ALEX BRUMMER: The folly of scrapping HS2
Britain’s biggest economic challenge is to boost productivity and raise the incomes of the nation’s workforce. Tax incentives are part of the solution, but investment in infrastructure is key.
All the drivers in our political system focus on short-term dividends.
It is not surprising, as the autumn statement approaches, that the Chancellor Jeremy Hunt is looking at ways of releasing resources to prepare for tax reforms.
The three Hs – Hinkley, HS2 and a third runway at Heathrow – all need to be delivered to boost global Britain. Only the super-nuclear plant at Hinkley Point in Somerset has any certainty.
Making an effort: The long-term waste of giving up on big infrastructure is enormous
Enemies of HS2, a combination of Nimby home county residents, green activists and advocates of fixing suburban railways and roads, will be cock-a-hoop should Rishi Sunak and Hunt bring down the guillotine on the Birmingham-to-Manchester leg.
The escalation of the costs (more than twice the early estimate of £33billion) has already led to the eastern leg to Leeds being sacrificed and a grand terminal at Euston delayed.
The long-term waste of giving up on big infrastructure is enormous. It required a mammoth effort by the last Labour government to preserve the fast rail link to the Chunnel and the brilliant refurbishment of St Pancras, in which the country can take pride.
Similarly, it took enormous courage to persevere with the Elizabeth Line (Crossrail) but the difference it has made to travel in the South East is immeasurable. The economic value added at new and rebuilt stations has spread prosperity.
Much is made of how, in an age of AI and social media, the time shaved off HS2’s journey to Birmingham and Manchester will not be significant.
In Japan and France, the pioneering of high-speed rail travel led to fabulous economic development along routes. It is no surprise that Birmingham is sucking in more new business investment than any other conurbation in Britain, adding 36 per cent to the area’s GDP over the last decade or £29billion.
Airport woes: Heathrow is operating with less runways than its major Continental rivals
That is partly the HS2 halo effect. Manchester and way stations along the route could expect the same.
The third H, Heathrow’s new runway, was knocked off schedules by Covid-19. Heathrow is now back at pre-Covid passenger traffic. But it is operating with less runways than its major Continental rivals.
All the preparatory work for a third runway has been done and the case for extra capacity is stronger than ever. The carbon zero lobby needs to recognise that air traffic is not going away. What needs to change is the sustainability of aircraft and incentives to use new greener fuel sources.
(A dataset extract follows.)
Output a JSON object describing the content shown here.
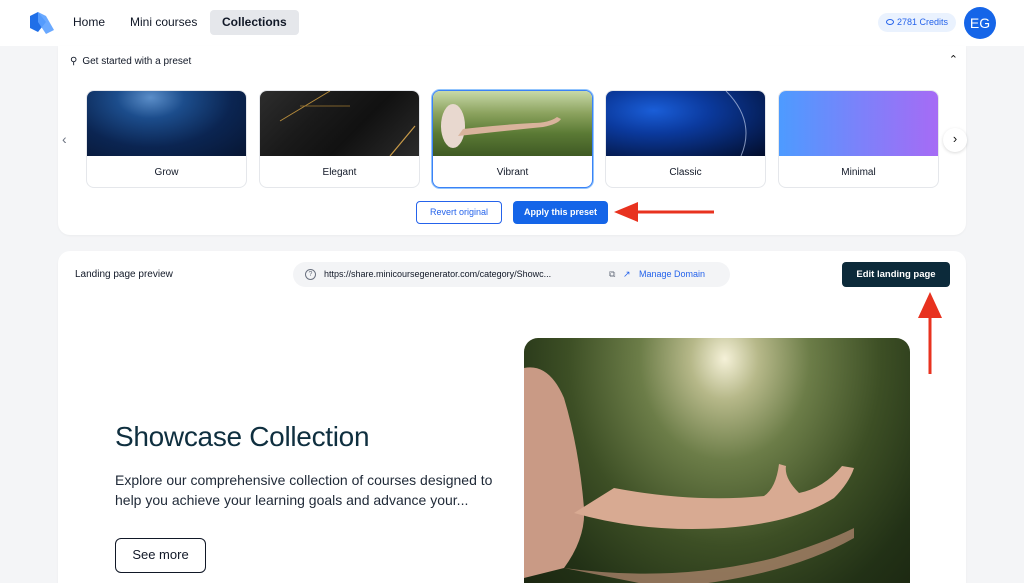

One would expect Heathrow to hold back on its ambition until after the general election. An extra runway is essential if the vision of Britain’s tilt to Indo-Pacific is to be fulfilled. HS2, if built, will lift the UK’s neglected regions.
The gleeful, contrived pictures from Nasdaq, celebrating the pop in Arm Holdings’ return to the public markets, are one of the reasons why New York does initial public offerings better than London. The US is the home of razzmatazz, so even if the gloss comes off the Arm stock, it will be gold for investment bankers as they unleash next-generation tech floats.
Here in the UK, we can only look on with deep regret that our flagship Cambridge-based tech pioneer deserted these shores.
Arm’s chief executive Rene Haas and senior colleagues have parked themselves in the US. And while the intellectual property and science remains in the UK, one has to wonder for how long.
We should not forget who is to blame for the fiasco of Arm’s loss to the UK. Theresa May and her Chancellor Philip Hammond treated SoftBank boss Masayoshi Son as a conquering hero in 2016, welcomed him to Downing Street, and did nothing to protect Arm’s integrity. Only one foundation shareholder, Baillie Gifford, opposed the transaction. So galling and shameful.
When Carolyn McCall announced that ITV would be spending £160million developing ITVX, its own streaming services, the shares sank.
The truth is that ITVX is a lifeline for the terrestrial broadcaster at a time when linear advertising is under stress. In the first six months of 2023, active users jumped 29 per cent to 12.5m and ‘dwell time’ is surging.
UK long investors must start to look beyond the next dividend cheque.